David Cameron did say that he was looking forward to working with London Mayor Sadiq Khan – who I might add has one of the strongest elected mandates– on issues in London especially solving the housing crisis. He said nothing about the disgusting campaign he and Zac Goldsmith lead in the run-up to the mayoral election, branding Khan as an extremist with no evidence. Khan’s mandate is a step in the right direction against racism and smear campaigns, and David Cameron should be running away from his use of dog whistle politics with his tail between his legs.
Then why wasn’t he? Although Lib Dem leader Tim Farron MP stood up and demanded that the Prime Minister took back his comments and admitted his poor tactics in the campaign, Jeremy Corbyn didn’t mention Khan once. Not once. Not to congratulate him, not to hold DC accountable for his words, it’s like he forgot he existed. Especially after everything Dave said about him and his friends last week, you’d think he would have stood up and demanded an apology. To be honest, I’m glad he didn’t go that far, making PMQs even more petty on the subject of language in my eyes would be a mistake, but he should have at least said something, and I’m quite disappointed by it.

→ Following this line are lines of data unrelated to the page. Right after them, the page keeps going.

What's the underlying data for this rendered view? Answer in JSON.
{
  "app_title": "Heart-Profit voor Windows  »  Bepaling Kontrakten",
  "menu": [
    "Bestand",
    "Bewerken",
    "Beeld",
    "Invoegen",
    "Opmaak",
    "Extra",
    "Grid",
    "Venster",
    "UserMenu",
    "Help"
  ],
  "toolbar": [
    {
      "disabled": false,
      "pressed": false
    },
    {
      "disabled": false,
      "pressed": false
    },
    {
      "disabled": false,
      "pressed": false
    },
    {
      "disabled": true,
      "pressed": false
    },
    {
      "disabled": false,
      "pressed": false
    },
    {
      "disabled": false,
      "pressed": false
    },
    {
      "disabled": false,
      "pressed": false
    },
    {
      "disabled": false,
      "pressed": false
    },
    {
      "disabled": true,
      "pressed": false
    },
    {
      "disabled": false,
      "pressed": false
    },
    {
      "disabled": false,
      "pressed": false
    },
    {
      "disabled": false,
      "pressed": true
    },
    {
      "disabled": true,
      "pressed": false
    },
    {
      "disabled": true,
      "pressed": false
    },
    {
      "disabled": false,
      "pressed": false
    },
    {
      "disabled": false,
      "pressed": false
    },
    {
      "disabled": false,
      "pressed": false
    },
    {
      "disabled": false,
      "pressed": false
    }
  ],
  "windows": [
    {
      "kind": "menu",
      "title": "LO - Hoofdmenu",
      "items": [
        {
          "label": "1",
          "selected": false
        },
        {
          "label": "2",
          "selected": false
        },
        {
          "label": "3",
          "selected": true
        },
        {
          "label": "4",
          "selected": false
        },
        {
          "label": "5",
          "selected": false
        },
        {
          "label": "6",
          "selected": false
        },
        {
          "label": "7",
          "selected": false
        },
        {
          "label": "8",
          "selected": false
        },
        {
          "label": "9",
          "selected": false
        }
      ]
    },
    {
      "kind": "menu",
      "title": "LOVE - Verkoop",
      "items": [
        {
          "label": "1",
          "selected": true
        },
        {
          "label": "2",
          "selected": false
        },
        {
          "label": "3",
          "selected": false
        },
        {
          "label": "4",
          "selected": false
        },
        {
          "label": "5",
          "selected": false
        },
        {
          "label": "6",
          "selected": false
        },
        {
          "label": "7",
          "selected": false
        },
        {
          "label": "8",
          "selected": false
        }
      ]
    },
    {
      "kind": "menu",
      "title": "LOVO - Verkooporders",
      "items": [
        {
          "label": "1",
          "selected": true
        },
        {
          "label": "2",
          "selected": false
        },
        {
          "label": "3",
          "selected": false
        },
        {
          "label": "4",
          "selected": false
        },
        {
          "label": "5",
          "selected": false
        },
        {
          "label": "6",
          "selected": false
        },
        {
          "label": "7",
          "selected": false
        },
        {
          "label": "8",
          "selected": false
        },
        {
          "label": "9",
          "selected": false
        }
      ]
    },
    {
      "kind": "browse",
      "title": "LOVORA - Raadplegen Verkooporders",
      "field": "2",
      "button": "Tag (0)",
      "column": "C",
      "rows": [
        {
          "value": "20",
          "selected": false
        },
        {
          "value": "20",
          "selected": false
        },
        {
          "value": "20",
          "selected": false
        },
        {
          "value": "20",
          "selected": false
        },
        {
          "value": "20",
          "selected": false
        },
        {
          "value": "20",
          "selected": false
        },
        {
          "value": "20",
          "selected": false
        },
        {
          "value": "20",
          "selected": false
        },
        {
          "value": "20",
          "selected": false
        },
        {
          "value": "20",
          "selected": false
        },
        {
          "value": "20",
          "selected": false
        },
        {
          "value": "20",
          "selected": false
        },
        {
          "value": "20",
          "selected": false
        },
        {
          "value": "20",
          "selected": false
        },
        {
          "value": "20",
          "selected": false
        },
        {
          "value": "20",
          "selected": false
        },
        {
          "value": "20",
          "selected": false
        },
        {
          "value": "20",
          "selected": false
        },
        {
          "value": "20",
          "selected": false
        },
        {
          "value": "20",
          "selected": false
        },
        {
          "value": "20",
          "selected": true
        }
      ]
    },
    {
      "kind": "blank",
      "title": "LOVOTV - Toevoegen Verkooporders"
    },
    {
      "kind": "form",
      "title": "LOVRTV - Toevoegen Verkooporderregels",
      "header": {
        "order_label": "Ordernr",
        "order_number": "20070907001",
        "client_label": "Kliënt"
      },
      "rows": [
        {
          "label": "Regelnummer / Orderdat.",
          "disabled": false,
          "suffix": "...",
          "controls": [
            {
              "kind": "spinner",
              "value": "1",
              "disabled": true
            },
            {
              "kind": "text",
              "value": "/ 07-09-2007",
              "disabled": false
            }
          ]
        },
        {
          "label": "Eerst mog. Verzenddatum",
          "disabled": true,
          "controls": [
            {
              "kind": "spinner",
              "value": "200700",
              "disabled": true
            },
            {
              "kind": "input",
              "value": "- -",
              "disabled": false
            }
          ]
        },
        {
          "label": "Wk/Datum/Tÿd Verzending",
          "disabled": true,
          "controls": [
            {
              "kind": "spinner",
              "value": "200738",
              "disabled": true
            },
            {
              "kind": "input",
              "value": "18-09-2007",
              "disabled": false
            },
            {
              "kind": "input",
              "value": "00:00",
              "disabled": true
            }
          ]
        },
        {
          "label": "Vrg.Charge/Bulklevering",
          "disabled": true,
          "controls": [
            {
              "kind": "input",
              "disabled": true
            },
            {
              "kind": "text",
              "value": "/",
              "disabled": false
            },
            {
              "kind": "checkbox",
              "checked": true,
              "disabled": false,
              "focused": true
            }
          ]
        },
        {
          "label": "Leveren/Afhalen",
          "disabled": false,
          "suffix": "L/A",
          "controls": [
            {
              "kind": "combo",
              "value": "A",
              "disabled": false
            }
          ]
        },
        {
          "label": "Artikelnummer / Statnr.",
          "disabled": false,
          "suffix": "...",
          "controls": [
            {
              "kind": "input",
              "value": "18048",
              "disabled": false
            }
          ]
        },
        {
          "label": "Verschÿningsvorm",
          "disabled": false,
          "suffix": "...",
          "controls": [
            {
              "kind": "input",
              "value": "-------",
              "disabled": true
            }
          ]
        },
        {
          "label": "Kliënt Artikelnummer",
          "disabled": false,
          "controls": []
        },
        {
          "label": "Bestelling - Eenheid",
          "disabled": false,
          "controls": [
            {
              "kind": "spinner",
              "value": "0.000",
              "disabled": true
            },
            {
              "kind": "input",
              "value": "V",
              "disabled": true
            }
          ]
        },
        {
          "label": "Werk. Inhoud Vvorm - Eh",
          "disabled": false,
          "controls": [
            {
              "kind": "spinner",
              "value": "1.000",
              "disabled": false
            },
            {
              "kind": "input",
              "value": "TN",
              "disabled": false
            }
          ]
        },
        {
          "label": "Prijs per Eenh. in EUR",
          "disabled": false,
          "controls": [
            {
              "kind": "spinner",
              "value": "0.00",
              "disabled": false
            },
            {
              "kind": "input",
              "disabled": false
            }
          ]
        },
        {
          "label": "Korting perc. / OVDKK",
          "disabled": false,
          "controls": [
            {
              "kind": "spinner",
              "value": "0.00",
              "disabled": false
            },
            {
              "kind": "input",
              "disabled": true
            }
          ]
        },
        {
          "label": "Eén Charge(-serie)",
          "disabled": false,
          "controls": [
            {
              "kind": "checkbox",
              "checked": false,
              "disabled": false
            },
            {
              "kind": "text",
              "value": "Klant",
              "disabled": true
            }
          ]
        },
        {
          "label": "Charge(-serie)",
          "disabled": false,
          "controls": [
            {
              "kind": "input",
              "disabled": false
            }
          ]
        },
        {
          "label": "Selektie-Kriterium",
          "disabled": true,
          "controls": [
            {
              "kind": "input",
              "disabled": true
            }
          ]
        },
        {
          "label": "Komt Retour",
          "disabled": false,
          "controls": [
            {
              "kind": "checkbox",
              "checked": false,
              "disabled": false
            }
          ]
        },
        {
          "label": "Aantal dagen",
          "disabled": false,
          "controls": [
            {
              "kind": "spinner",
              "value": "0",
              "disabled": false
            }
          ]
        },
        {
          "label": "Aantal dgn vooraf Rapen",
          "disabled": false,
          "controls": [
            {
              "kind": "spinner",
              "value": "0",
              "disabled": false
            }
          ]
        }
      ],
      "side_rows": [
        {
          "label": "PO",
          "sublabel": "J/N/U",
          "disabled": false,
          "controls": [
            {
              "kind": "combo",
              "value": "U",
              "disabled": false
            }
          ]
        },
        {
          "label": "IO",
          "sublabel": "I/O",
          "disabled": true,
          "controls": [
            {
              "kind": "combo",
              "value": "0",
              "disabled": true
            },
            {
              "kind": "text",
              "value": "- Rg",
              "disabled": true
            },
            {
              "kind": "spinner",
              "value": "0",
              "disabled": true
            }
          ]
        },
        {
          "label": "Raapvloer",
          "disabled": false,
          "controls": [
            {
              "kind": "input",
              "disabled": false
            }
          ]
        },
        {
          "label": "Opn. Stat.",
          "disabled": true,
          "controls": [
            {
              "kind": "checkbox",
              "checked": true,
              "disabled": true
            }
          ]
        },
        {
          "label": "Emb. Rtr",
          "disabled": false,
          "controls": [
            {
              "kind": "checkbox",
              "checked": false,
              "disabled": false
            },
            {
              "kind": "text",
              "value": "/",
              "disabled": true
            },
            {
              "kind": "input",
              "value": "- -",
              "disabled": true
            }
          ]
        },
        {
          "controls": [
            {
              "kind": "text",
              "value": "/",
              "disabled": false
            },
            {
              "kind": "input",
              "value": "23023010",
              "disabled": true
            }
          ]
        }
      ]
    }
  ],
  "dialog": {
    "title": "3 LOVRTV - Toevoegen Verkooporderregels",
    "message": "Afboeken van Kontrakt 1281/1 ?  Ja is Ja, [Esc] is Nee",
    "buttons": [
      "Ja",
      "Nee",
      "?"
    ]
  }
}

Right Honorable Mention – Coming back to the babe that is Angus Robertson MP but more specifically his congratulations to Nicola Sturgeon, who was reelected with 46% of the vote in the Scottish parliament elections, the most legitimate voter turnout in recent history within Western Europe.
Little positive – The voter turnout in Police Crime Commissioner elections have risen by 25%- general local election voting has risen, this is a definite step in the right direction for increasing voter turnout and decreasing apathy in UK politics. (Side Note: for more information on why electoral reform and increased voter turnout is important, my dissertation relating to this subject can be found online here)
Overall, long, surreal and a little bit boring at times, but still a laugh involved hearing DC mention Boaty McBoatface – trying to gain cool points and failing miserably. When will you learn Dave.